**** INPUT MATERIAL
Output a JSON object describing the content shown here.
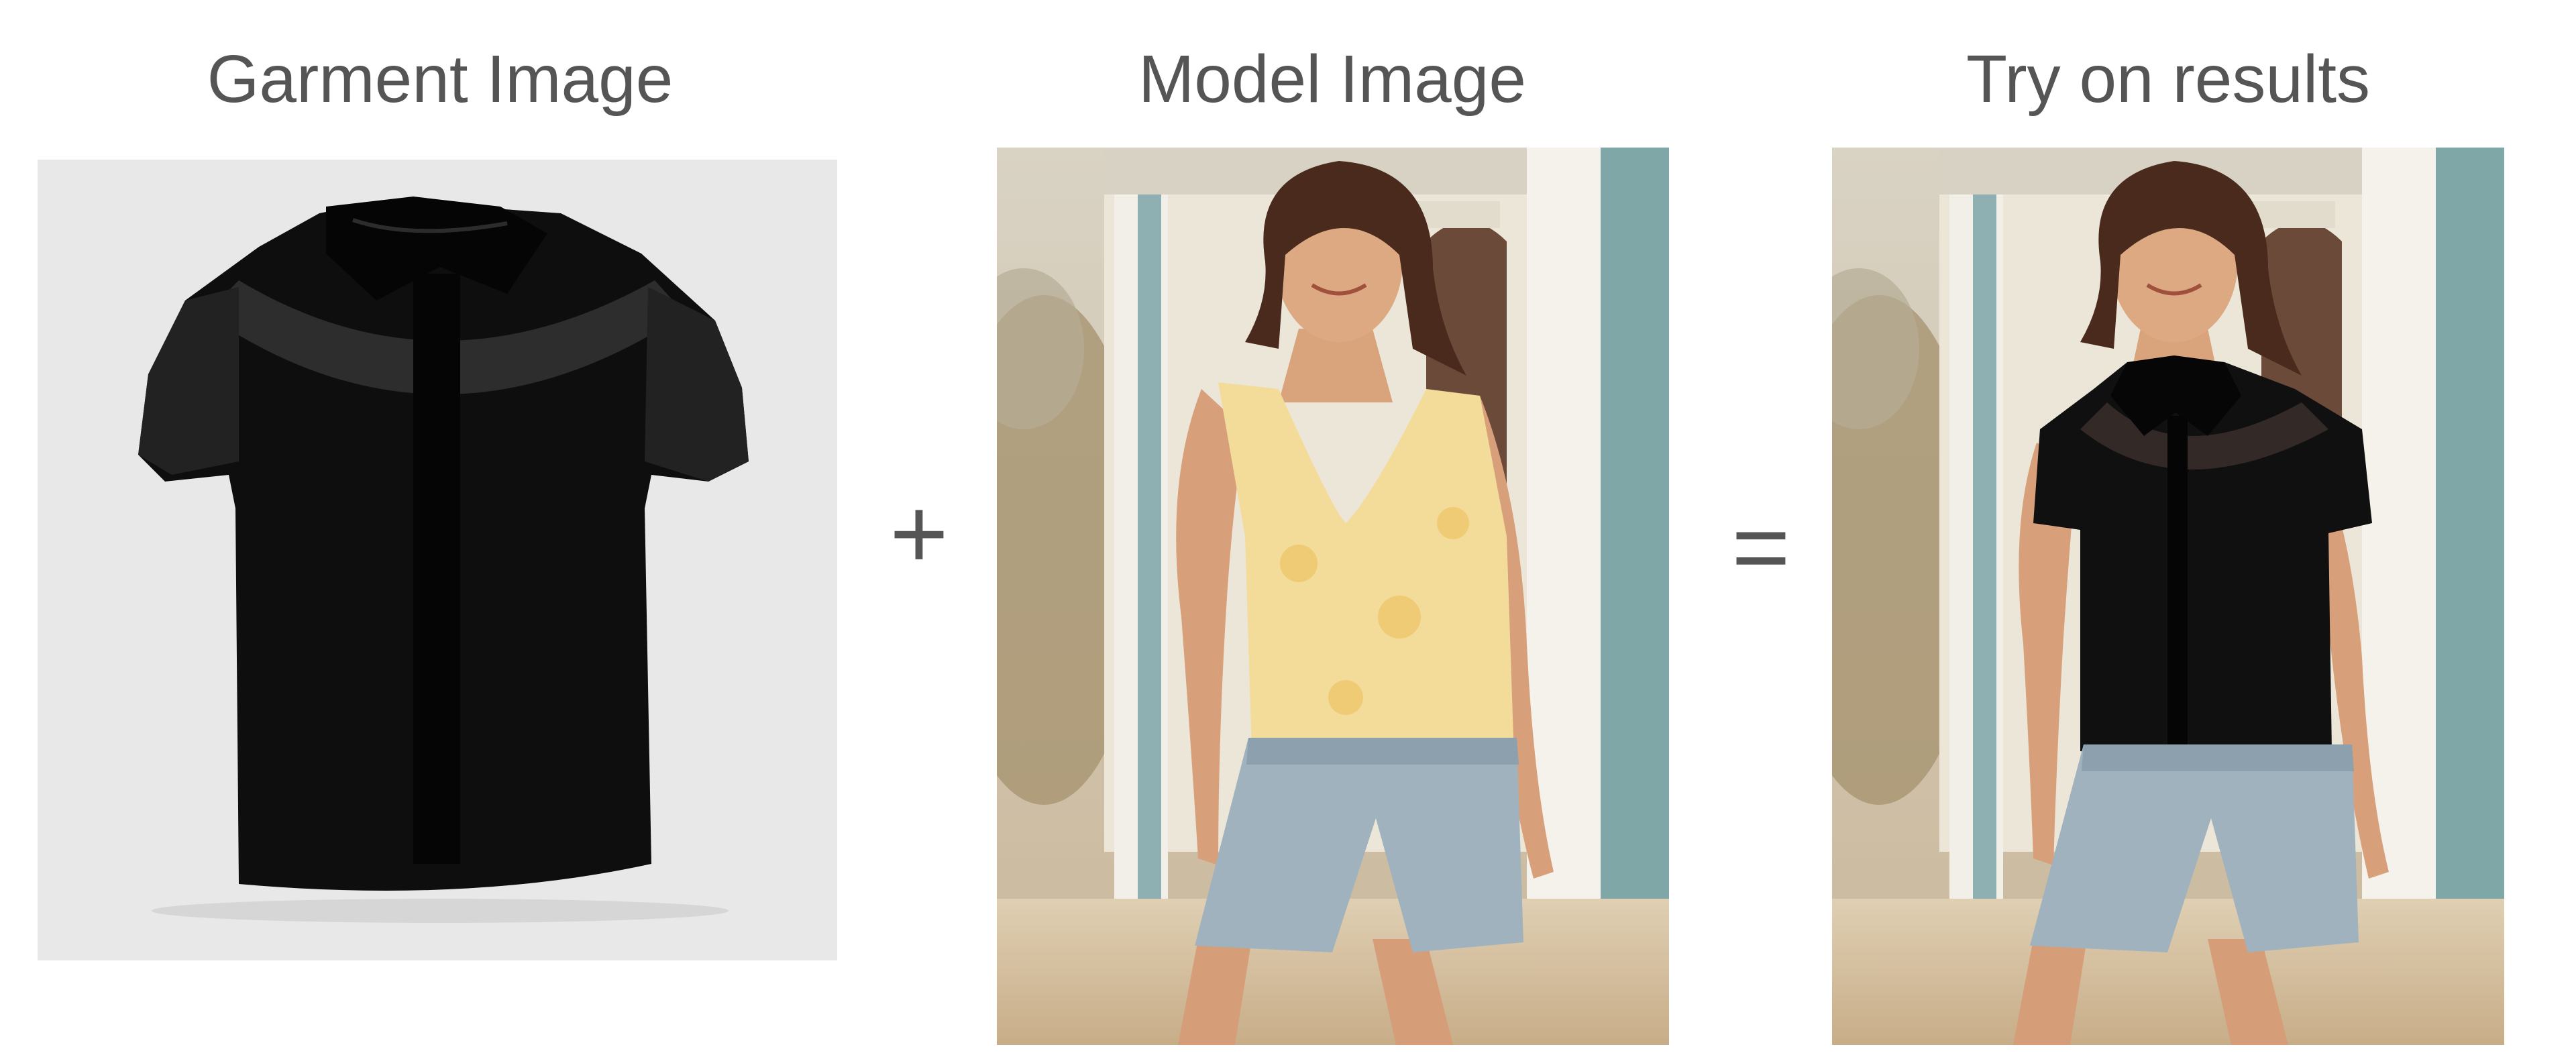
{
  "headings": {
    "garment": "Garment Image",
    "model": "Model Image",
    "result": "Try on results"
  },
  "operators": {
    "plus": "+",
    "equals": "="
  },
  "images": {
    "garment": {
      "subject": "black sheer short-sleeve collared blouse",
      "background": "#e8e8e8"
    },
    "model": {
      "subject": "smiling woman in yellow floral tank top and denim shorts",
      "background": "sunlit building with pillars"
    },
    "result": {
      "subject": "same woman wearing the black sheer blouse and denim shorts",
      "background": "sunlit building with pillars"
    }
  },
  "colors": {
    "text": "#555555",
    "garment": "#0d0d0d",
    "tank_top": "#f3dc9a",
    "denim": "#9fb2bd",
    "pillar_teal": "#7fa7a8"
  }
}
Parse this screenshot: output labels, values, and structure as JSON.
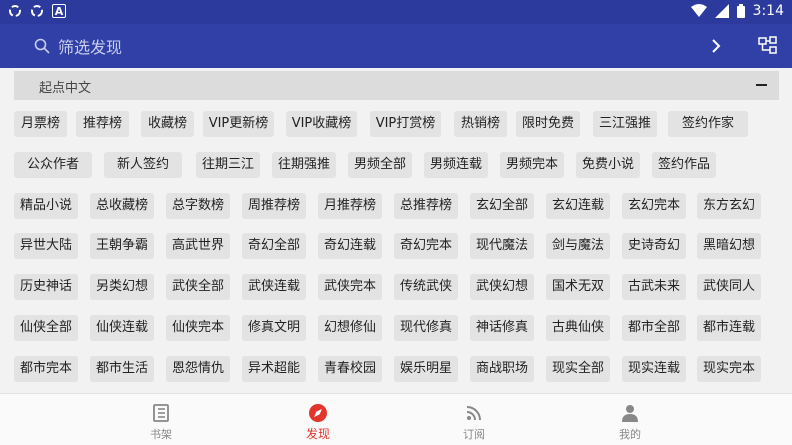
{
  "status_bar": {
    "time": "3:14"
  },
  "search": {
    "placeholder": "筛选发现"
  },
  "section": {
    "title": "起点中文"
  },
  "tag_rows": [
    [
      "月票榜",
      "推荐榜",
      "收藏榜",
      "VIP更新榜",
      "VIP收藏榜",
      "VIP打赏榜",
      "热销榜",
      "限时免费",
      "三江强推",
      "签约作家"
    ],
    [
      "公众作者",
      "新人签约",
      "往期三江",
      "往期强推",
      "男频全部",
      "男频连载",
      "男频完本",
      "免费小说",
      "签约作品"
    ],
    [
      "精品小说",
      "总收藏榜",
      "总字数榜",
      "周推荐榜",
      "月推荐榜",
      "总推荐榜",
      "玄幻全部",
      "玄幻连载",
      "玄幻完本",
      "东方玄幻"
    ],
    [
      "异世大陆",
      "王朝争霸",
      "高武世界",
      "奇幻全部",
      "奇幻连载",
      "奇幻完本",
      "现代魔法",
      "剑与魔法",
      "史诗奇幻",
      "黑暗幻想"
    ],
    [
      "历史神话",
      "另类幻想",
      "武侠全部",
      "武侠连载",
      "武侠完本",
      "传统武侠",
      "武侠幻想",
      "国术无双",
      "古武未来",
      "武侠同人"
    ],
    [
      "仙侠全部",
      "仙侠连载",
      "仙侠完本",
      "修真文明",
      "幻想修仙",
      "现代修真",
      "神话修真",
      "古典仙侠",
      "都市全部",
      "都市连载"
    ],
    [
      "都市完本",
      "都市生活",
      "恩怨情仇",
      "异术超能",
      "青春校园",
      "娱乐明星",
      "商战职场",
      "现实全部",
      "现实连载",
      "现实完本"
    ]
  ],
  "bottom_nav": [
    {
      "label": "书架",
      "icon": "bookshelf-icon",
      "active": false
    },
    {
      "label": "发现",
      "icon": "compass-icon",
      "active": true
    },
    {
      "label": "订阅",
      "icon": "rss-icon",
      "active": false
    },
    {
      "label": "我的",
      "icon": "person-icon",
      "active": false
    }
  ],
  "colors": {
    "appbar": "#3040a6",
    "statusbar": "#2b3a9c",
    "accent": "#e0362c",
    "chip_bg": "#e3e3e3"
  }
}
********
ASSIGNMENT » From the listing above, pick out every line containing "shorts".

TASK RESPONSE »
      "subject": "smiling woman in yellow floral tank top and denim shorts",
      "subject": "same woman wearing the black sheer blouse and denim shorts",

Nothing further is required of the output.